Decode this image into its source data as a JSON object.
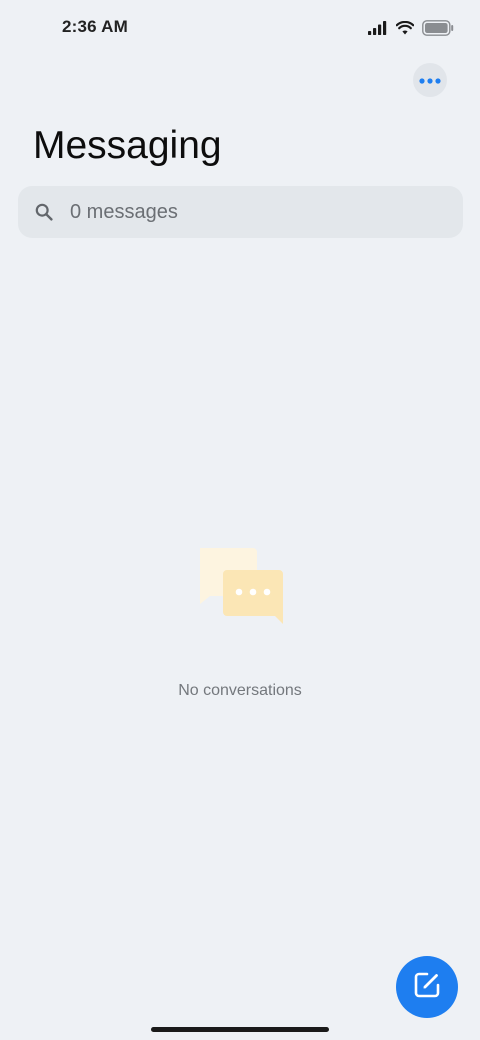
{
  "status_bar": {
    "time": "2:36 AM",
    "icons": [
      "signal-icon",
      "wifi-icon",
      "battery-icon"
    ]
  },
  "header": {
    "title": "Messaging",
    "more_icon": "more-horizontal-icon"
  },
  "search": {
    "placeholder": "0 messages",
    "value": "",
    "icon": "search-icon"
  },
  "empty_state": {
    "illustration": "chat-bubbles-icon",
    "text": "No conversations"
  },
  "fab": {
    "icon": "compose-icon"
  },
  "colors": {
    "background": "#eef1f5",
    "accent": "#1e7ef0",
    "search_bg": "#e3e7eb",
    "empty_text": "#74787d"
  }
}
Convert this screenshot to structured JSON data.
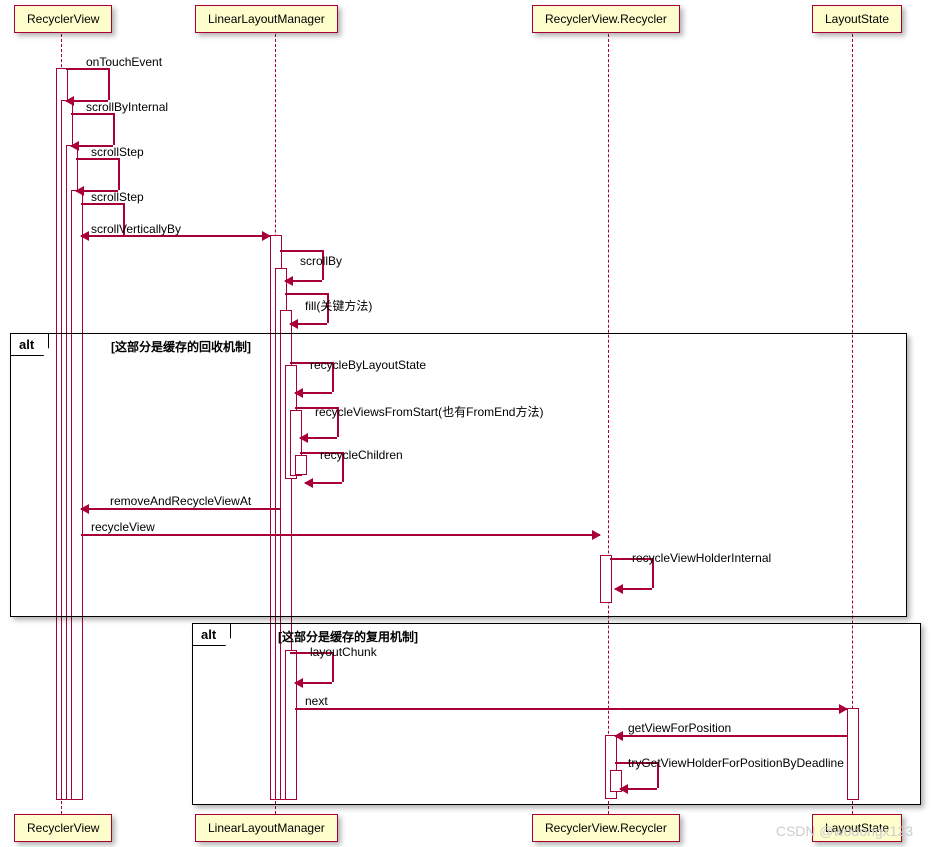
{
  "participants": {
    "p1": "RecyclerView",
    "p2": "LinearLayoutManager",
    "p3": "RecyclerView.Recycler",
    "p4": "LayoutState"
  },
  "messages": {
    "m1": "onTouchEvent",
    "m2": "scrollByInternal",
    "m3": "scrollStep",
    "m4": "scrollStep",
    "m5": "scrollVerticallyBy",
    "m6": "scrollBy",
    "m7": "fill(关键方法)",
    "m8": "recycleByLayoutState",
    "m9": "recycleViewsFromStart(也有FromEnd方法)",
    "m10": "recycleChildren",
    "m11": "removeAndRecycleViewAt",
    "m12": "recycleView",
    "m13": "recycleViewHolderInternal",
    "m14": "layoutChunk",
    "m15": "next",
    "m16": "getViewForPosition",
    "m17": "tryGetViewHolderForPositionByDeadline"
  },
  "alt": {
    "tag": "alt",
    "cond1": "[这部分是缓存的回收机制]",
    "cond2": "[这部分是缓存的复用机制]"
  },
  "watermark": "CSDN @wodongx123"
}
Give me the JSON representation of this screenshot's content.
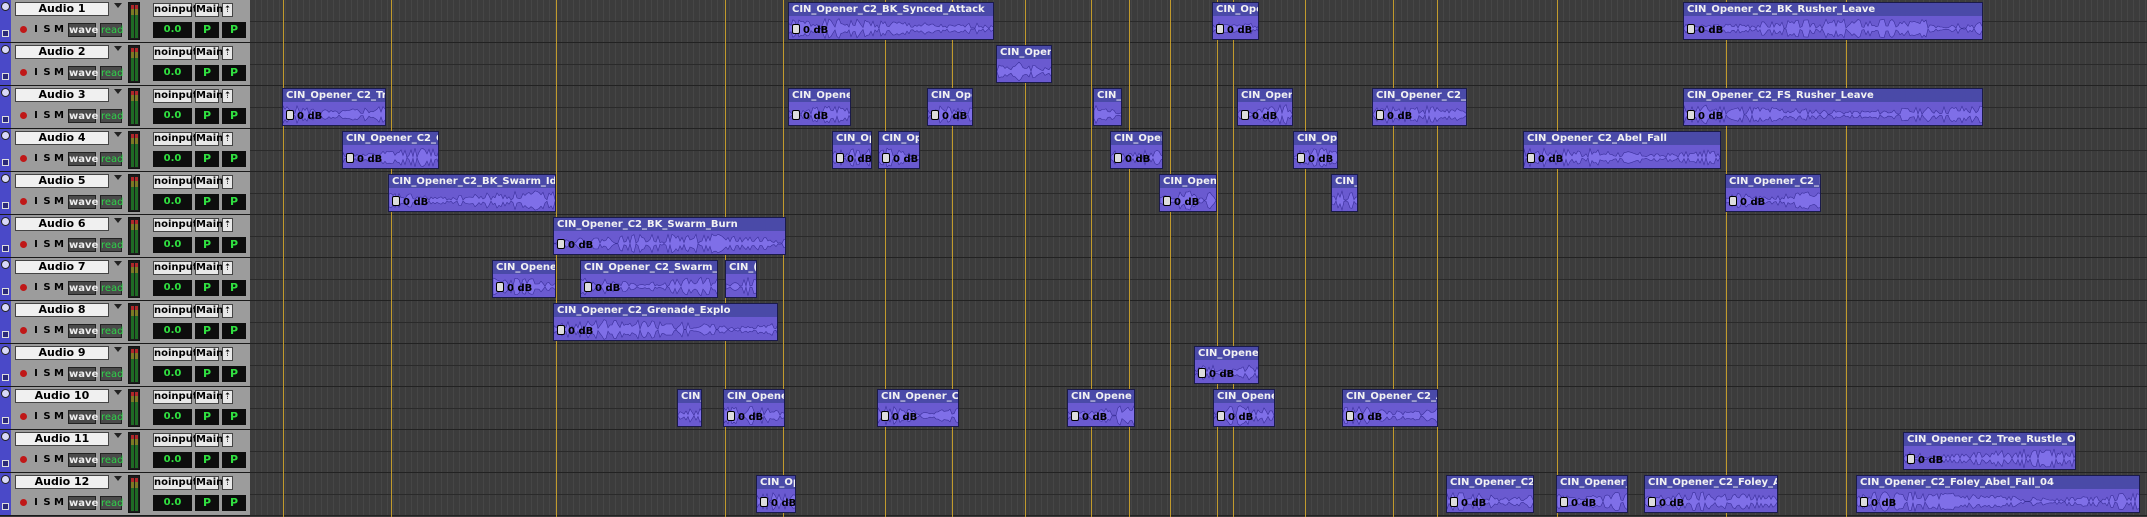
{
  "session": {
    "accent_color": "#4a49c8",
    "clip_color": "#6656c8",
    "grid_color": "#cfa42a"
  },
  "track_defaults": {
    "rec_label": "●",
    "input_label": "I",
    "solo_label": "S",
    "mute_label": "M",
    "view_label": "wave",
    "automation_label": "read",
    "input_route": "noinput",
    "output_route": "Main",
    "volume": "0.0",
    "pan_left": "P",
    "pan_right": "P"
  },
  "tracks": [
    {
      "name": "Audio 1"
    },
    {
      "name": "Audio 2"
    },
    {
      "name": "Audio 3"
    },
    {
      "name": "Audio 4"
    },
    {
      "name": "Audio 5"
    },
    {
      "name": "Audio 6"
    },
    {
      "name": "Audio 7"
    },
    {
      "name": "Audio 8"
    },
    {
      "name": "Audio 9"
    },
    {
      "name": "Audio 10"
    },
    {
      "name": "Audio 11"
    },
    {
      "name": "Audio 12"
    }
  ],
  "clips": [
    {
      "track": 0,
      "name": "CIN_Opener_C2_BK_Synced_Attack",
      "gain": "0 dB"
    },
    {
      "track": 0,
      "name": "CIN_Ope",
      "gain": "0 dB"
    },
    {
      "track": 0,
      "name": "CIN_Opener_C2_BK_Rusher_Leave",
      "gain": "0 dB"
    },
    {
      "track": 1,
      "name": "CIN_Open",
      "gain": ""
    },
    {
      "track": 2,
      "name": "CIN_Opener_C2_Tre",
      "gain": "0 dB"
    },
    {
      "track": 2,
      "name": "CIN_Opene",
      "gain": "0 dB"
    },
    {
      "track": 2,
      "name": "CIN_Ope",
      "gain": "0 dB"
    },
    {
      "track": 2,
      "name": "CIN_",
      "gain": ""
    },
    {
      "track": 2,
      "name": "CIN_Oper",
      "gain": "0 dB"
    },
    {
      "track": 2,
      "name": "CIN_Opener_C2_R",
      "gain": "0 dB"
    },
    {
      "track": 2,
      "name": "CIN_Opener_C2_FS_Rusher_Leave",
      "gain": "0 dB"
    },
    {
      "track": 3,
      "name": "CIN_Opener_C2_G",
      "gain": "0 dB"
    },
    {
      "track": 3,
      "name": "CIN_Op",
      "gain": "0 dB"
    },
    {
      "track": 3,
      "name": "CIN_Op",
      "gain": "0 dB"
    },
    {
      "track": 3,
      "name": "CIN_Opene",
      "gain": "0 dB"
    },
    {
      "track": 3,
      "name": "CIN_Ope",
      "gain": "0 dB"
    },
    {
      "track": 3,
      "name": "CIN_Opener_C2_Abel_Fall",
      "gain": "0 dB"
    },
    {
      "track": 4,
      "name": "CIN_Opener_C2_BK_Swarm_Idle",
      "gain": "0 dB"
    },
    {
      "track": 4,
      "name": "CIN_Opene",
      "gain": "0 dB"
    },
    {
      "track": 4,
      "name": "CIN_",
      "gain": ""
    },
    {
      "track": 4,
      "name": "CIN_Opener_C2_B",
      "gain": "0 dB"
    },
    {
      "track": 5,
      "name": "CIN_Opener_C2_BK_Swarm_Burn",
      "gain": "0 dB"
    },
    {
      "track": 6,
      "name": "CIN_Opener",
      "gain": "0 dB"
    },
    {
      "track": 6,
      "name": "CIN_Opener_C2_Swarm_Bc",
      "gain": "0 dB"
    },
    {
      "track": 6,
      "name": "CIN_(",
      "gain": ""
    },
    {
      "track": 7,
      "name": "CIN_Opener_C2_Grenade_Explo",
      "gain": "0 dB"
    },
    {
      "track": 8,
      "name": "CIN_Opener",
      "gain": "0 dB"
    },
    {
      "track": 9,
      "name": "CIN_",
      "gain": ""
    },
    {
      "track": 9,
      "name": "CIN_Opener",
      "gain": "0 dB"
    },
    {
      "track": 9,
      "name": "CIN_Opener_C2",
      "gain": "0 dB"
    },
    {
      "track": 9,
      "name": "CIN_Opene",
      "gain": "0 dB"
    },
    {
      "track": 9,
      "name": "CIN_Opene",
      "gain": "0 dB"
    },
    {
      "track": 9,
      "name": "CIN_Opener_C2_A",
      "gain": "0 dB"
    },
    {
      "track": 10,
      "name": "CIN_Opener_C2_Tree_Rustle_Outs",
      "gain": "0 dB"
    },
    {
      "track": 11,
      "name": "CIN_Op",
      "gain": "0 dB"
    },
    {
      "track": 11,
      "name": "CIN_Opener_C2",
      "gain": "0 dB"
    },
    {
      "track": 11,
      "name": "CIN_Opener_C",
      "gain": "0 dB"
    },
    {
      "track": 11,
      "name": "CIN_Opener_C2_Foley_Ab",
      "gain": "0 dB"
    },
    {
      "track": 11,
      "name": "CIN_Opener_C2_Foley_Abel_Fall_04",
      "gain": "0 dB"
    }
  ]
}
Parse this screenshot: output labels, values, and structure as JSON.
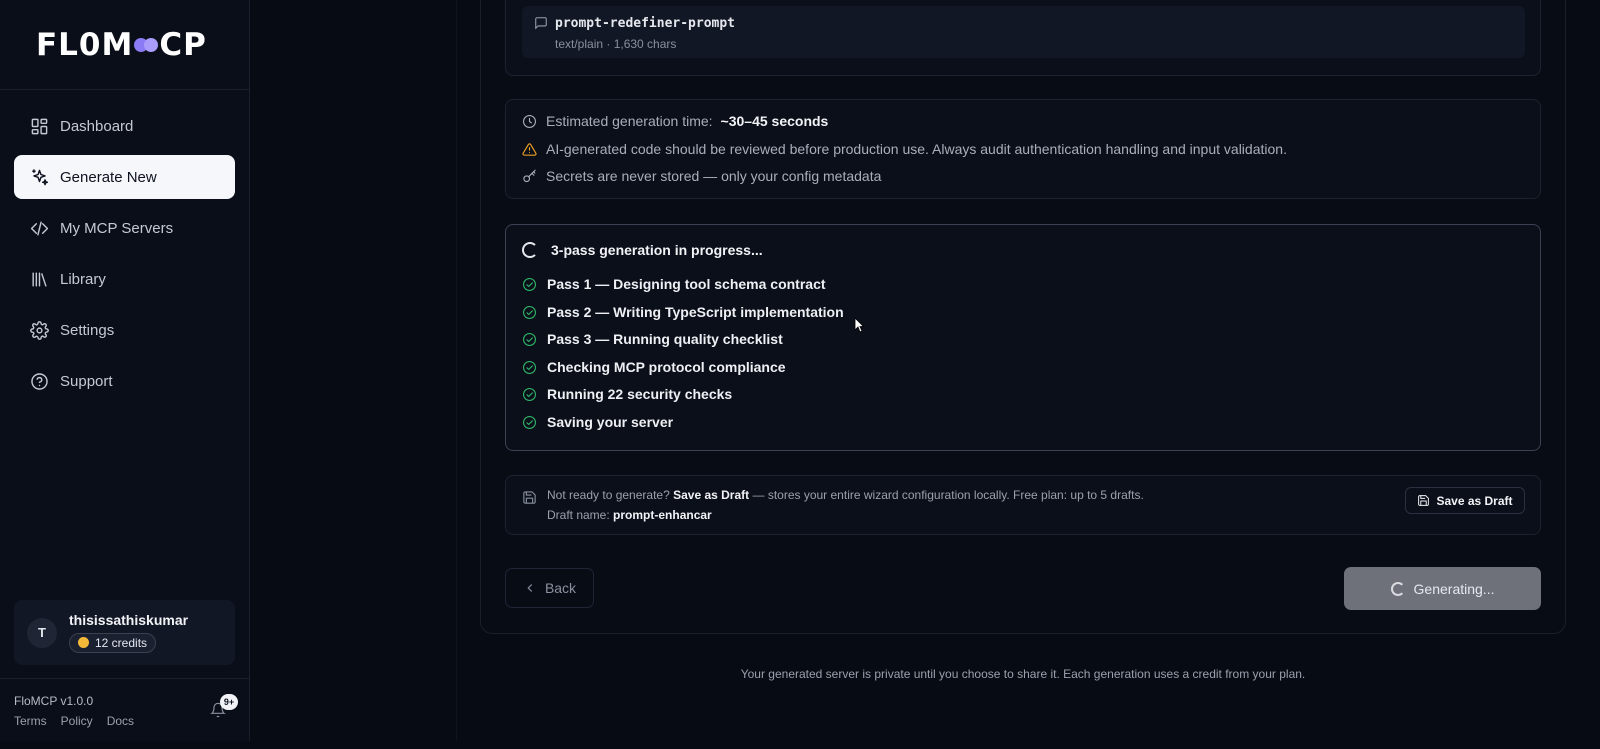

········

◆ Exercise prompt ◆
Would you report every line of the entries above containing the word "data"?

◆ Result ◆
Decode this image into its source data as a JSON object.
Convert this screenshot to structured JSON data.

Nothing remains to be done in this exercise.